[Data excerpts]

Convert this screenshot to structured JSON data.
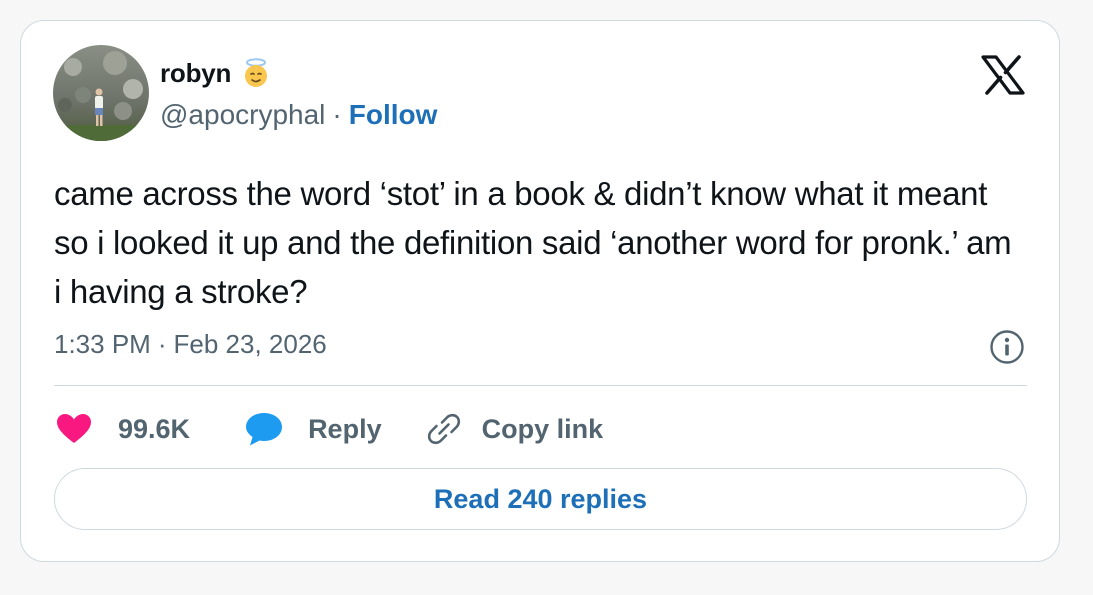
{
  "tweet": {
    "author": {
      "name": "robyn",
      "emoji_icon": "smiling-face-with-halo-icon",
      "handle": "@apocryphal",
      "separator": "·",
      "follow_label": "Follow"
    },
    "brand_icon": "x-logo-icon",
    "text": "came across the word ‘stot’ in a book & didn’t know what it meant so i looked it up and the definition said ‘another word for pronk.’ am i having a stroke?",
    "timestamp": {
      "time": "1:33 PM",
      "separator": "·",
      "date": "Feb 23, 2026"
    },
    "info_icon": "info-icon",
    "actions": {
      "like_count": "99.6K",
      "reply_label": "Reply",
      "copy_label": "Copy link"
    },
    "read_replies_label": "Read 240 replies"
  },
  "colors": {
    "text": "#0f1419",
    "muted": "#536471",
    "link": "#1d6fb8",
    "heart": "#f91880",
    "reply_bubble": "#1d9bf0",
    "border": "#cfd9de"
  }
}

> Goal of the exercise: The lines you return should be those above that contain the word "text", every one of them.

> Answer section:
    "text": "came across the word ‘stot’ in a book & didn’t know what it meant so i looked it up and the definition said ‘another word for pronk.’ am i having a stroke?",
    "text": "#0f1419",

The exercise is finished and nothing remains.